Banking with a tele-teller recently I felt like something was missing.
In person, I would have likely smiled wider, and maybe ended with a “See you soon,” but none of that occurred. What happened was a cordial, but a merely transactional conversation.
So it’s no surprise that I find it difficult to embrace the growing popularity of telemedicine. Separating the patient presence from the medical evaluation is foreign to my psyche and so I grapple with my need to auscultate — listening to sounds from the heart using a stethoscope.
But enough about me. I’m reminded that it’s all about you, my patient.
Like most challenges, all that’s needed is a catalyst to propel progress, and COVID-19 provided just that. “Face-to-face and heart-to-heart,” a mantra long-practiced by bedside physicians, now faces its alter-ego, the “screen-to-screen.”
Once a laughable thought, virtual doctors now line the internet touting great care with Medicare, the federal insurer, covering its costs. Better yet: patients are calling in.
So let’s break this down and see the pros and woes.
“Tele” is a term referring to distance and added to “medicine,” a term referring to the practice of providing a diagnosis, prognosis, treatment and prevention of disease.
A mouthful you say?
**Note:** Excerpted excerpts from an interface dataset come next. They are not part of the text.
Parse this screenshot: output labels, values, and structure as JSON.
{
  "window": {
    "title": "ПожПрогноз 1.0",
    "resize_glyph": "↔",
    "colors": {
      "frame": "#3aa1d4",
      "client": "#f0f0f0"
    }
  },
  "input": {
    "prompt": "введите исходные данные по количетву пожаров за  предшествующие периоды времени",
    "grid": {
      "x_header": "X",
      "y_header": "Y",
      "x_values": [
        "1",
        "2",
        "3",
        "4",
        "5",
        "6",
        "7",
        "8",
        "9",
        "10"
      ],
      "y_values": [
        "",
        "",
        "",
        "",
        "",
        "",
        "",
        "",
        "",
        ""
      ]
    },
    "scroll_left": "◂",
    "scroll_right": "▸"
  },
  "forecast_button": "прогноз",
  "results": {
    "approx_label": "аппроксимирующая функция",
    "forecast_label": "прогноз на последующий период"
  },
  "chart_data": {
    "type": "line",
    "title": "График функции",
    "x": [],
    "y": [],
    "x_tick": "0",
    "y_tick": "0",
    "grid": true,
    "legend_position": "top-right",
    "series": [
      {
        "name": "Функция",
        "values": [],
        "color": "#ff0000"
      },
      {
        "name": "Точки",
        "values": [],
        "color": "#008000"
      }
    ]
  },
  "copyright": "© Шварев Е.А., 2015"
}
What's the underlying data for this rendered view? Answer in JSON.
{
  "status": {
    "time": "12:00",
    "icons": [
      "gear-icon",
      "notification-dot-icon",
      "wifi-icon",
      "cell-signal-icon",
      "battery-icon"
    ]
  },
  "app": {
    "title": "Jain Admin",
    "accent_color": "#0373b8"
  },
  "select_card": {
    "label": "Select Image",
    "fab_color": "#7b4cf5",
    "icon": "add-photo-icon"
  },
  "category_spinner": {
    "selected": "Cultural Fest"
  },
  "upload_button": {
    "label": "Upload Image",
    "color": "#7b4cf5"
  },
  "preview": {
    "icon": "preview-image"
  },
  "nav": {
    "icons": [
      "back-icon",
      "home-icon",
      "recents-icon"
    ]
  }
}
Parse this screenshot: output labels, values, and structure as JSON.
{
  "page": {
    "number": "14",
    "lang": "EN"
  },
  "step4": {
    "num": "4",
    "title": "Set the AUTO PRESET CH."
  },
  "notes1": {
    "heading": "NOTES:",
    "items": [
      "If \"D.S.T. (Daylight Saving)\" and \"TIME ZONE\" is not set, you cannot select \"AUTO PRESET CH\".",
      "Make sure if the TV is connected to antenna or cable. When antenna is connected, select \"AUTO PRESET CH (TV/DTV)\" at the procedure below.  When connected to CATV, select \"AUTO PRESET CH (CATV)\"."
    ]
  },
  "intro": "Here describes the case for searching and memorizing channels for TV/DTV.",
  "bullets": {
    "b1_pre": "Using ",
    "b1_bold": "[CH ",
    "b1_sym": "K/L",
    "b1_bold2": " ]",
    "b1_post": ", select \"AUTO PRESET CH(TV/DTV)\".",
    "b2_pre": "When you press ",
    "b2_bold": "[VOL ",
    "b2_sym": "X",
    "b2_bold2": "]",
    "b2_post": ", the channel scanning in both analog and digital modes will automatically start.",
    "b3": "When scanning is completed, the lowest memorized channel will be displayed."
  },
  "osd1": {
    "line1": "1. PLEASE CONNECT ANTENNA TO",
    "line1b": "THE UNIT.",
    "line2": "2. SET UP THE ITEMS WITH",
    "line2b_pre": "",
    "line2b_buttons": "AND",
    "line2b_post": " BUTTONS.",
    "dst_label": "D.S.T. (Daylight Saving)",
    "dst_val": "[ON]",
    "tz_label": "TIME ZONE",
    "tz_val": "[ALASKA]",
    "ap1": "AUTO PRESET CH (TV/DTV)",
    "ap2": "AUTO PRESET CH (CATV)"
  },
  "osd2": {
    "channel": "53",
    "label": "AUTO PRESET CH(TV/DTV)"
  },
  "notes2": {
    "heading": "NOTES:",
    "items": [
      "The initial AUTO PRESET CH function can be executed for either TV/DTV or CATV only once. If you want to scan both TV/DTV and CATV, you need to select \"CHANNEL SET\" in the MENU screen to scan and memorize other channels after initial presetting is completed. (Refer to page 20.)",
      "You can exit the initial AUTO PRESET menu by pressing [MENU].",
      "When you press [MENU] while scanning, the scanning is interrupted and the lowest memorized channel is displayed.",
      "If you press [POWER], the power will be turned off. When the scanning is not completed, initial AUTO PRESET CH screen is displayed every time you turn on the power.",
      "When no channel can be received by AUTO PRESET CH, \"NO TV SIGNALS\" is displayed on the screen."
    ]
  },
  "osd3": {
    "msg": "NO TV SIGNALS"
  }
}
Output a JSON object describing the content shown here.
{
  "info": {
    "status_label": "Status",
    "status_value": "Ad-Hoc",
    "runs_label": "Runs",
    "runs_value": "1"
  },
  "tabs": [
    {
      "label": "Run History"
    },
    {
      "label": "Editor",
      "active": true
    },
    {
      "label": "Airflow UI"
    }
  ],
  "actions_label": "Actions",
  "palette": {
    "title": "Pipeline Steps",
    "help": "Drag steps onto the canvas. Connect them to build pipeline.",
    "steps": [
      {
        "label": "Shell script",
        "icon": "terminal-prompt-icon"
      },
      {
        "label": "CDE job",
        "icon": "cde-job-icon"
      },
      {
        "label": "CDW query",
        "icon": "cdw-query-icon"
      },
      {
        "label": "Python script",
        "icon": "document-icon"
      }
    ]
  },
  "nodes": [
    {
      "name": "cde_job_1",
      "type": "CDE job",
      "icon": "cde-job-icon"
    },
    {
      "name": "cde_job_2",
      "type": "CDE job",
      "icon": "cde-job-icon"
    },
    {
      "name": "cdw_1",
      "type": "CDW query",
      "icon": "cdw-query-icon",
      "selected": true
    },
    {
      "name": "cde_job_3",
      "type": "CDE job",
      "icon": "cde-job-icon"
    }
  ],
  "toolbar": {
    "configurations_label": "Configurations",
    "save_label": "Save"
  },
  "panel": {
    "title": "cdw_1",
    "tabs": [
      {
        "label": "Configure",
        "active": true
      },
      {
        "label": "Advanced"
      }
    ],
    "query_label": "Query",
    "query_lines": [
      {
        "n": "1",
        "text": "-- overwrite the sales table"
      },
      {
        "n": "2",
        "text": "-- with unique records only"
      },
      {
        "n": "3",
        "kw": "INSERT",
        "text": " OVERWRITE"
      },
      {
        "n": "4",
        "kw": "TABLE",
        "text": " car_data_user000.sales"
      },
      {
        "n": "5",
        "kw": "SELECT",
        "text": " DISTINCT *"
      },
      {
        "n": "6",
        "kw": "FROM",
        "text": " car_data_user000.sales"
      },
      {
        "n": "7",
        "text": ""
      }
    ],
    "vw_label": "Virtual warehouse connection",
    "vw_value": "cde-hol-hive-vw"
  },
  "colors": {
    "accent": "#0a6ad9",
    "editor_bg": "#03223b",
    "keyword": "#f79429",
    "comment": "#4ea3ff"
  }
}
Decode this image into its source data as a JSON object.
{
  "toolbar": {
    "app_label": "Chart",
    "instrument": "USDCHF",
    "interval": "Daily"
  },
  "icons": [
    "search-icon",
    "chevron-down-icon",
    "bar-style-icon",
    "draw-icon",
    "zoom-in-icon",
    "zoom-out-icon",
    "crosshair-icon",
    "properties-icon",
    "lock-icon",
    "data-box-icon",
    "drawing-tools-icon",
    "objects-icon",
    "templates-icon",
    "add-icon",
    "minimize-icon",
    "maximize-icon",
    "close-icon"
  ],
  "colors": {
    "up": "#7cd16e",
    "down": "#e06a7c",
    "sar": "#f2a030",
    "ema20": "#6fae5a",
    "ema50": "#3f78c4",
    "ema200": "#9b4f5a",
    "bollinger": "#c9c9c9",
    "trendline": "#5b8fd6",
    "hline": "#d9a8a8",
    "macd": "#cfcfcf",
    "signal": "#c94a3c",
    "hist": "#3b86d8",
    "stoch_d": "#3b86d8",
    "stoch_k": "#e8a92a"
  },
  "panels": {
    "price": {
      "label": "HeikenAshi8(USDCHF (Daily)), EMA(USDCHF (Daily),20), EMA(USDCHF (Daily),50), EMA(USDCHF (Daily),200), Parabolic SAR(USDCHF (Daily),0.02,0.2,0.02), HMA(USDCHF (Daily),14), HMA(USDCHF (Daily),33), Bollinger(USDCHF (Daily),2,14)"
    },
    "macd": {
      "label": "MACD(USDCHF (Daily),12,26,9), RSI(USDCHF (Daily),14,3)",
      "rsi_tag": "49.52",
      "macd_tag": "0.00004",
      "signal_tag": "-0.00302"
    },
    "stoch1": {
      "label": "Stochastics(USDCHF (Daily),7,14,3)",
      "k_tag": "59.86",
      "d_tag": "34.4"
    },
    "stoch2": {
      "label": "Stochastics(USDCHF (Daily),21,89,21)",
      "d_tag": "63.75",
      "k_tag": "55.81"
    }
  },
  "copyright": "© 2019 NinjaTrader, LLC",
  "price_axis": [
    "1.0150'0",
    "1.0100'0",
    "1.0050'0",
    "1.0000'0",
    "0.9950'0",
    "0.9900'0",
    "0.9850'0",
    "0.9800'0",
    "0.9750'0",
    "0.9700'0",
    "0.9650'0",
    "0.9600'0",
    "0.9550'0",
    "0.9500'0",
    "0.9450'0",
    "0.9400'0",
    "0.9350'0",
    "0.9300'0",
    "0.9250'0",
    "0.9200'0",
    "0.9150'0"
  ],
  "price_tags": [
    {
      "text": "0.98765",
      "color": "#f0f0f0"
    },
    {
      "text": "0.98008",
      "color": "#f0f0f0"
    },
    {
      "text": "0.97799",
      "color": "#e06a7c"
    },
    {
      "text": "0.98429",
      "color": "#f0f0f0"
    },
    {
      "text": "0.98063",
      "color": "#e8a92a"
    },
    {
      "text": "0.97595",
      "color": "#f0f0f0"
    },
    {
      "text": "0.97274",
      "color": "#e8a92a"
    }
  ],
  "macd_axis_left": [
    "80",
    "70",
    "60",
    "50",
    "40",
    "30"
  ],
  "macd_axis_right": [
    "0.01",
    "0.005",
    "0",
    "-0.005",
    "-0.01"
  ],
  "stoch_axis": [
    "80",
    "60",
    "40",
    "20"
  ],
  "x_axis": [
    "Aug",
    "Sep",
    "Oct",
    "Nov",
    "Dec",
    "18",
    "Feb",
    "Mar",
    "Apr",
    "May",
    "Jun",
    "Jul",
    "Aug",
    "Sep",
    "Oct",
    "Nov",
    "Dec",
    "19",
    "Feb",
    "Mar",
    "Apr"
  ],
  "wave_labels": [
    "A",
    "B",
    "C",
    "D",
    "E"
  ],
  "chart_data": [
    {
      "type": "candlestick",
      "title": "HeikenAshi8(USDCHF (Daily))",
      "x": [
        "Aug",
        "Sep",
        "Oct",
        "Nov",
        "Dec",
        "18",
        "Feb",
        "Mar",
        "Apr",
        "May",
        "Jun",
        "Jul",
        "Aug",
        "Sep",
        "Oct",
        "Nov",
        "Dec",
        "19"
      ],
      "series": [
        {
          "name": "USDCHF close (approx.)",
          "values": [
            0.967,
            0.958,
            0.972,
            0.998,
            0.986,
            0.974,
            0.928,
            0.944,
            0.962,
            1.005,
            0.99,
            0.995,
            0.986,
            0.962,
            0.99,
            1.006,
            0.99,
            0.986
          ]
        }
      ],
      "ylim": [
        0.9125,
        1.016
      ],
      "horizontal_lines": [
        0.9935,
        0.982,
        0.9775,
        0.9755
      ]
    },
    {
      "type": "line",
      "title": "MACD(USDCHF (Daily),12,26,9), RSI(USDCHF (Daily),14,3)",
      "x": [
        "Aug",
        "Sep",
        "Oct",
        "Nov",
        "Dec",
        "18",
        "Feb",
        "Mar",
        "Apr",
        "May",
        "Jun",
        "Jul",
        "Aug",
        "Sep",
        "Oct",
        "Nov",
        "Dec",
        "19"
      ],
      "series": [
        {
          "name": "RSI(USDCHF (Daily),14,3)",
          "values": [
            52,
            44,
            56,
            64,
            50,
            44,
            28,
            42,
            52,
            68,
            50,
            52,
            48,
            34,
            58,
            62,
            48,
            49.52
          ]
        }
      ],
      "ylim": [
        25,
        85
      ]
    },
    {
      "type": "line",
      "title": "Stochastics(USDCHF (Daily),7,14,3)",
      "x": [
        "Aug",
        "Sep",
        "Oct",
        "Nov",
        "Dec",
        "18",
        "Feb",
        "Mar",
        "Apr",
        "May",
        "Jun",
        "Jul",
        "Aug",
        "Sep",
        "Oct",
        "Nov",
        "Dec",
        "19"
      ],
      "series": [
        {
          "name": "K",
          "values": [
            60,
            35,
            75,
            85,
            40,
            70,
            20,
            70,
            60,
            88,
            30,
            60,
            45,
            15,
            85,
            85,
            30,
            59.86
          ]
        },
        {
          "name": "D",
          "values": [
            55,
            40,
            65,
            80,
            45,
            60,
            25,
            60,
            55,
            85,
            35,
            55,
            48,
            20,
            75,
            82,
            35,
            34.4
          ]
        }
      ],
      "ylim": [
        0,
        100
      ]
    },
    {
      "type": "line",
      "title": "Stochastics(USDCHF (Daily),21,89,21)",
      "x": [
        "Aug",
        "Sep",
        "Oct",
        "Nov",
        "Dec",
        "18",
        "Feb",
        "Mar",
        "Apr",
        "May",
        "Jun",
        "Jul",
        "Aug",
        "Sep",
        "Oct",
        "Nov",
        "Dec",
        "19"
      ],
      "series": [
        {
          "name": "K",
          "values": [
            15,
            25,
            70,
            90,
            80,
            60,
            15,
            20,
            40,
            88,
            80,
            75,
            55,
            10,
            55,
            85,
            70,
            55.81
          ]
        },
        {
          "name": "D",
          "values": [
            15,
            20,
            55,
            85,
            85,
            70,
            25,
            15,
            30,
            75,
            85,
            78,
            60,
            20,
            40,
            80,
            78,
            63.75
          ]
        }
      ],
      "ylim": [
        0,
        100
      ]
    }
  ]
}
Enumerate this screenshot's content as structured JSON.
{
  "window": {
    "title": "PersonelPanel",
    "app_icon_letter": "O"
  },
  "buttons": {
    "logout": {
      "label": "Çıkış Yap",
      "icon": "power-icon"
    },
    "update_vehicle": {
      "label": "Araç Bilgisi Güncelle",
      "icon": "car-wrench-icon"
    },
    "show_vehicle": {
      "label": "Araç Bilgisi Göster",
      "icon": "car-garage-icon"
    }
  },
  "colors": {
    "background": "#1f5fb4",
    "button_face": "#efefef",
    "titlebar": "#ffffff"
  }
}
Just wait, there’s more. The first step of the diagnosis is the “history and physical,” endearingly called the H&P. Medical students are painstakingly drilled into crafting this art of a document.
Resident doctors are belabored by its length and attending physicians have resorted to note templates softwares. This history (aka, what you tell us) amounts to the well-quoted 85% of what it takes to formulate a diagnosis, thus leaving the remaining 15% to be gleaned from the physical exam.
Your provided history includes: your complaint with details; a review of your overall body systems; your past medical history; your family history; your social history including all vices; and your allergies and medication list. All this prodding into your personal life medically sums you up to us.
“The doctor will be right in,” in telemedicine means we now query from afar and have you take your own pressure.
Of course, there are pros to this method of care. Thanks to COVID, our need to double mask at double-arm’s length of each other led to skipping the physical exam, altogether, for safety concerns. Plus, the convenience of clicking right into a physician-ready room can’t be beat. And if you already know your doctor from pre-pandemic periods, well, that’s all icing.
So, what’s my hang-up with telemedicine then? What are the tele-woes?
For starters, I don’t get to see you, and 15% of an examination is plenty because without the physical exam, my diagnosis stands the chance of being only 85% correct.
Additionally, placing so much on the patient to supply all their tele-needs is going a bit far. To see your doctor, you must now have: internet service; an internet-capable video equipment with application; your own medical devices; and have the knowledge to operate it all.
Where is all this funding coming from when co-payment could barely be made? Where did all my overly-in-need-of-assistance patients suddenly go?
The answer is concerning, since these patients get lost — lost in the system, lost to closed practice doors. And lost in isolation, as studies show that up to 85% of physician visits by the elderly are for socialization.
Anthonette Desire, M.D., who saw patients at the Shelter Island Medical Center for several years, is an internal medicine-trained physician currently serving on the medical board of St. Charles Hospital. She uses her experiences as a doctor and mother of a boy with autism to educate and support patients and parents via her writings, website (desiremd.com) and upcoming book.